Residents usually let down their guards a bit during morning and evening shadows or immediately after thunderstorms, which are prime times to fish.
When plying the effervescent creeks, I prefer an 8-foot fly-rod, floating line and a 6-foot leader to flick short, accurate casts. Willing stream residents are often duped dapping high-riding, size 16 Mosquito, Sierra Bright Dot or Parachute Adams over eddies, seams or along brush lines.
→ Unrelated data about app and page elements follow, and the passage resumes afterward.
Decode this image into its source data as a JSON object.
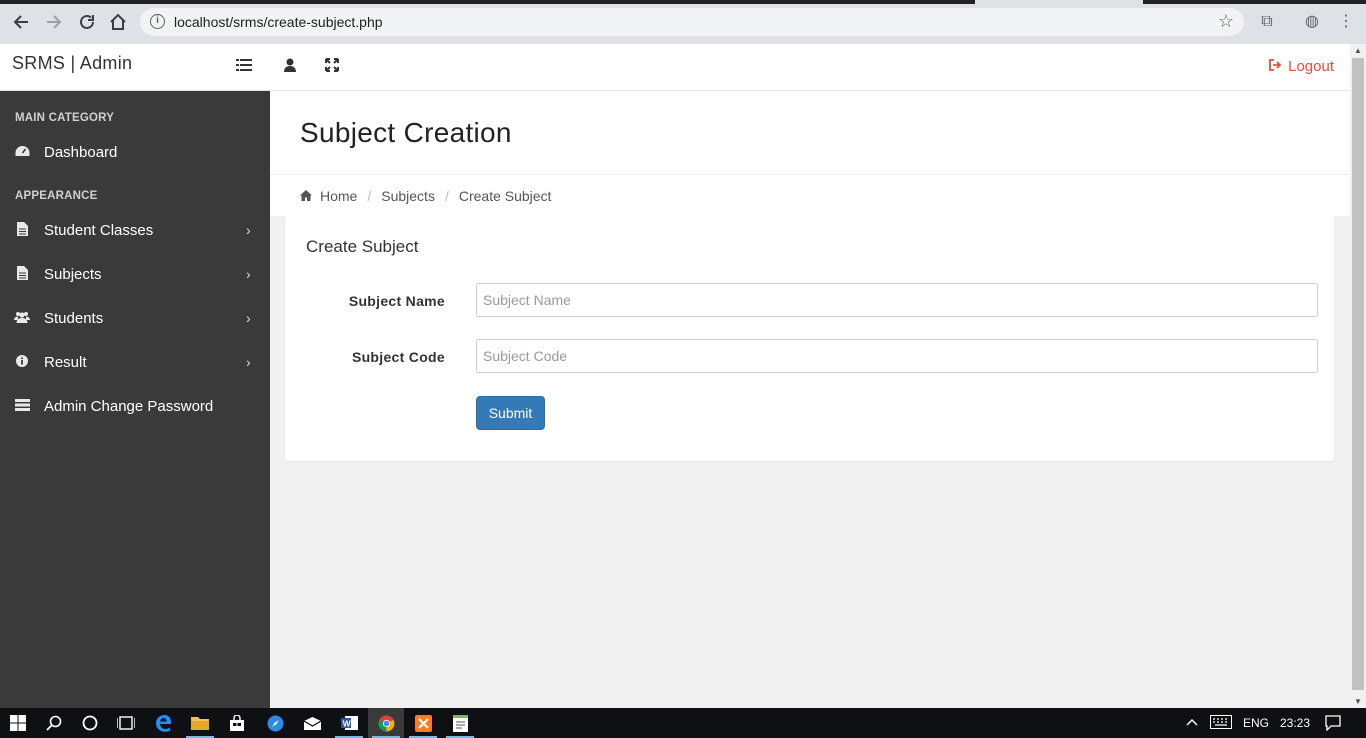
{
  "browser": {
    "url": "localhost/srms/create-subject.php"
  },
  "navbar": {
    "brand": "SRMS | Admin",
    "logout_label": "Logout",
    "icons": [
      "menu-toggle-icon",
      "user-icon",
      "fullscreen-icon"
    ]
  },
  "sidebar": {
    "categories": [
      "MAIN CATEGORY",
      "APPEARANCE"
    ],
    "items": [
      {
        "label": "Dashboard",
        "icon": "dashboard-icon"
      },
      {
        "label": "Student Classes",
        "icon": "file-icon"
      },
      {
        "label": "Subjects",
        "icon": "file-icon"
      },
      {
        "label": "Students",
        "icon": "users-icon"
      },
      {
        "label": "Result",
        "icon": "info-icon"
      },
      {
        "label": "Admin Change Password",
        "icon": "server-icon"
      }
    ]
  },
  "header": {
    "title": "Subject Creation"
  },
  "breadcrumb": {
    "home": "Home",
    "subjects": "Subjects",
    "current": "Create Subject"
  },
  "form": {
    "title": "Create Subject",
    "subject_name_label": "Subject Name",
    "subject_name_placeholder": "Subject Name",
    "subject_code_label": "Subject Code",
    "subject_code_placeholder": "Subject Code",
    "submit_label": "Submit"
  },
  "taskbar": {
    "language": "ENG",
    "time": "23:23"
  },
  "colors": {
    "sidebar_bg": "#3a3a3a",
    "logout": "#e74c3c",
    "primary_button": "#337ab7"
  }
}
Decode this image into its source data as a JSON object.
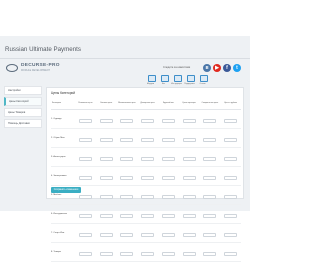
{
  "app": {
    "title": "Russian Ultimate Payments"
  },
  "logo": {
    "name": "DECURSE-PRO",
    "tagline": "MODULE DEVELOPMENT"
  },
  "social": {
    "label": "Следите за новостями",
    "items": [
      {
        "icon": "vk-icon",
        "glyph": "в",
        "color": "#4a76a8"
      },
      {
        "icon": "youtube-icon",
        "glyph": "▶",
        "color": "#e02a20"
      },
      {
        "icon": "facebook-icon",
        "glyph": "f",
        "color": "#3b5998"
      },
      {
        "icon": "twitter-icon",
        "glyph": "t",
        "color": "#1da1f2"
      }
    ]
  },
  "toolbar": {
    "labels": [
      "Модули",
      "Чат",
      "Инструкция",
      "Поддержка",
      "Отзыв"
    ]
  },
  "sidebar": {
    "items": [
      {
        "label": "Настройки",
        "active": false
      },
      {
        "label": "Цены Категорий",
        "active": true
      },
      {
        "label": "Цены Товаров",
        "active": false
      },
      {
        "label": "Помощь Доставки",
        "active": false
      }
    ]
  },
  "panel": {
    "heading": "Цены Категорий"
  },
  "table": {
    "headers": [
      "Категория",
      "Розничная цена",
      "Оптовая цена",
      "Мелкооптовая цена",
      "Дилерская цена",
      "Крупный опт",
      "Цена партнера",
      "Специальная цена",
      "Цена в рублях"
    ],
    "rows": [
      "1. Одежда",
      "2. Обувь Мен",
      "3. Аксессуары",
      "4. Электроника",
      "5. Мебель",
      "6. Инструменты",
      "7. Спорт Инв.",
      "8. Товары"
    ]
  },
  "actions": {
    "save_label": "Сохранить изменения"
  },
  "colors": {
    "accent": "#3aaec3",
    "frame": "#eef1f4"
  }
}
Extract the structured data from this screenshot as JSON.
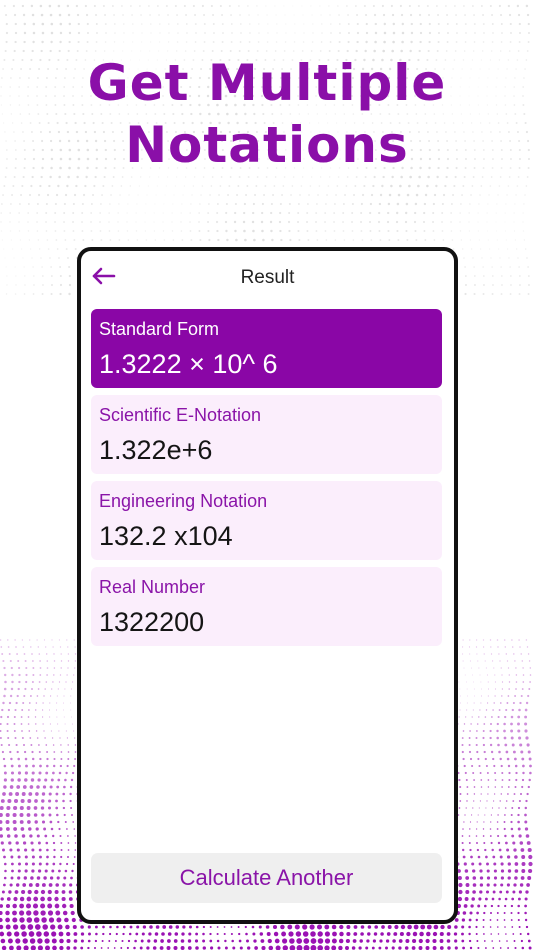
{
  "headline": {
    "line1": "Get Multiple",
    "line2": "Notations"
  },
  "colors": {
    "brand_purple": "#8a06a6",
    "card_bg": "#fbeefc",
    "button_bg": "#efefef"
  },
  "screen": {
    "back_icon": "arrow-left-icon",
    "title": "Result",
    "results": [
      {
        "label": "Standard Form",
        "value": "1.3222 × 10^ 6",
        "selected": true
      },
      {
        "label": "Scientific E-Notation",
        "value": "1.322e+6",
        "selected": false
      },
      {
        "label": "Engineering Notation",
        "value": "132.2 x104",
        "selected": false
      },
      {
        "label": "Real Number",
        "value": "1322200",
        "selected": false
      }
    ],
    "calculate_button": "Calculate Another"
  }
}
To reach the trailhead from Lee Vining, follow Highway 120 for 12 miles. Turn onto Saddlebag Lake Road and drive 3 miles to the lake. Saddlebag Lake Resort (www.saddlebaglakeresort.com) provides a water shuttle, food and general services. Contact Richard Ernst at email@example.com for timely trail and backcountry angling advice prior to going.
Unless backpacking with an extended stay (a wilderness permit is required for overnight visitors), a small daypack generally fits most needs. Proper-fitting footwear, insect repellent, sunscreen, raingear and water are musts, while adjustable walking staffs make it easier on the knees.
Numerous forest service campgrounds are available in the area and diverse lodging and dining accommodations are abundant in Lee Vining, www.leevining.com or (760) 647-6629.